02-28-2007, 09:43 AM
I think distros like U/K/buntu present Linux with an identity crisis, which may be good. Many, many Linux fans *like* the tinkering aspect of Linux - you get to configure the very guts of the OS to your liking. The downside is that you *have* to do this in most cases to get everything working. This has been the Linux "aura" for a long time. Along comes Ubuntu, and more or less, everything just works. It *is* standard Linux so you can go and tinker if you want, but you don't need to. Who is the target audience? Not hard core Linux users - they want more control. It has to be the world's Microsoft users. This is an excellent open source OS that will compete head to head with Windows. So, IMHO, Ubuntu isn't "classic" Linux any more - it is Linux attempting to broaden its appeal and reach out well beyond the normal group of people who would be interested in Linux. Is this good or bad? It depends on your point of view, although anything that impacts on the Microsoft hegemony is a good thing in my opinion. Some people in the Linux community are openly worried that Ubuntu Linux takes the Linux out of Linux, hence my "identity crisis" comment above.
Personally, I prefer the smaller boutique Linux distros. My favorite is Arch Linux, a performance optimized screamer that openly bills itself as Linux for the advanced Linux user. It is hard core, classic Linux. Pretty much nothing works out of the box.
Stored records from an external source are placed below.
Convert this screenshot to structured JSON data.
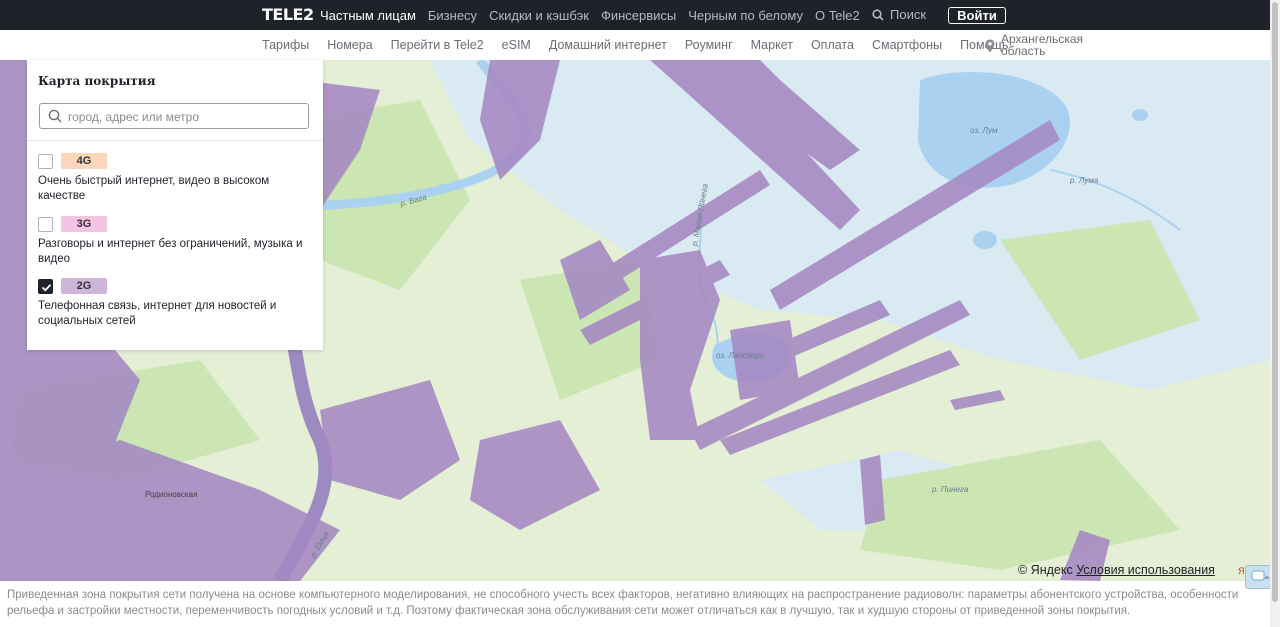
{
  "header": {
    "logo": "TELE2",
    "nav": [
      "Частным лицам",
      "Бизнесу",
      "Скидки и кэшбэк",
      "Финсервисы",
      "Черным по белому",
      "О Tele2"
    ],
    "active_nav": "Частным лицам",
    "search_label": "Поиск",
    "login_label": "Войти"
  },
  "subnav": {
    "items": [
      "Тарифы",
      "Номера",
      "Перейти в Tele2",
      "eSIM",
      "Домашний интернет",
      "Роуминг",
      "Маркет",
      "Оплата",
      "Смартфоны",
      "Помощь"
    ],
    "region": "Архангельская область"
  },
  "panel": {
    "title": "Карта покрытия",
    "search_placeholder": "город, адрес или метро",
    "layers": [
      {
        "badge": "4G",
        "color": "#fcd6bb",
        "checked": false,
        "desc": "Очень быстрый интернет, видео в высоком качестве"
      },
      {
        "badge": "3G",
        "color": "#f5c3e3",
        "checked": false,
        "desc": "Разговоры и интернет без ограничений, музыка и видео"
      },
      {
        "badge": "2G",
        "color": "#cdb6d9",
        "checked": true,
        "desc": "Телефонная связь, интернет для новостей и социальных сетей"
      }
    ]
  },
  "map": {
    "labels": {
      "lake_lum": "оз. Лум",
      "river_luma": "р. Лума",
      "river_malaya_pinega": "р. Малая Пинега",
      "lake_lapozero": "оз. Лапозеро",
      "river_pinega": "р. Пинега",
      "river_vaga": "р. Вага",
      "town_rodionovskaya": "Родионовская",
      "river_yomtsa": "р. Ёмца"
    },
    "attribution_prefix": "© Яндекс",
    "terms_link": "Условия использования",
    "yandex_mark": "Яндекс",
    "colors": {
      "coverage_2g": "#a588c2",
      "land": "#e4efd6",
      "forest": "#cbe5b3",
      "water": "#aad2f0"
    }
  },
  "footer": {
    "disclaimer": "Приведенная зона покрытия сети получена на основе компьютерного моделирования, не способного учесть всех факторов, негативно влияющих на распространение радиоволн: параметры абонентского устройства, особенности рельефа и застройки местности, переменчивость погодных условий и т.д. Поэтому фактическая зона обслуживания сети может отличаться как в лучшую, так и худшую стороны от приведенной зоны покрытия."
  }
}
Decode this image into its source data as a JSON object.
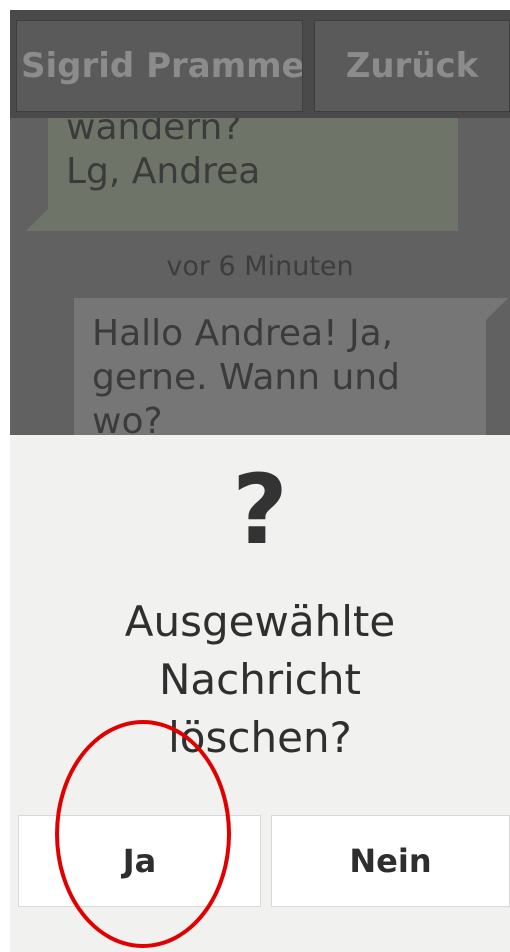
{
  "header": {
    "contact_label": "Sigrid Pramme",
    "back_label": "Zurück"
  },
  "chat": {
    "incoming": {
      "lines": [
        "wandern?",
        "Lg, Andrea"
      ]
    },
    "timestamp": "vor 6 Minuten",
    "outgoing": {
      "lines": [
        "Hallo Andrea! Ja,",
        "gerne. Wann und",
        "wo?"
      ]
    }
  },
  "dialog": {
    "icon": "question-mark-icon",
    "icon_glyph": "?",
    "prompt_lines": [
      "Ausgewählte",
      "Nachricht",
      "löschen?"
    ],
    "yes_label": "Ja",
    "no_label": "Nein"
  },
  "colors": {
    "highlight": "#e00000",
    "dialog_background": "#f1f1f0",
    "header_background": "#4a4a4a"
  }
}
You have to configure and install just about everything - hence the "for the advanced user" billing. You need to have been kicking around core Linux for a while to use Arch successfully.
But, there is a payoff. Arch is all about size and performance. You get all that Linux goodness in a screaming fast wrapper. It is small, fast and powerful. The combo of my Arch distro and my 3.0 GHz Pentium IV HT PC is the fastest computer I have ever used.
I will honestly admit that if there had been a version of iTunes for Linux and a version of Photoshop for Linux, I would have never considered moving to Mac. It was only my reliance on those programs, necessitating the ongoing need to keep Windows around that got me thinking about Macs. Get a Mac and I could get rid of Windows. Originally, I was going to get a Mac and just use it for iTunes and Photoshop, continuing to "live" day to day in Linux...
Of course then you realize that Macs are based on *nix, and you can combine the best of both worlds (free OSS and commercial softare, all in one tidy package). Then you learn about all that fabulous Mac OS X software and all the other goodies that are available. Well, the plan changed. I am really glad that I *did* consider Macs. Much as I hate to say it, since getting my Mac, my trusty old Arch Linux machine gets almost no use at all. It has been eclipsed in every way by my Mac. All part of growing up I guess! :dive: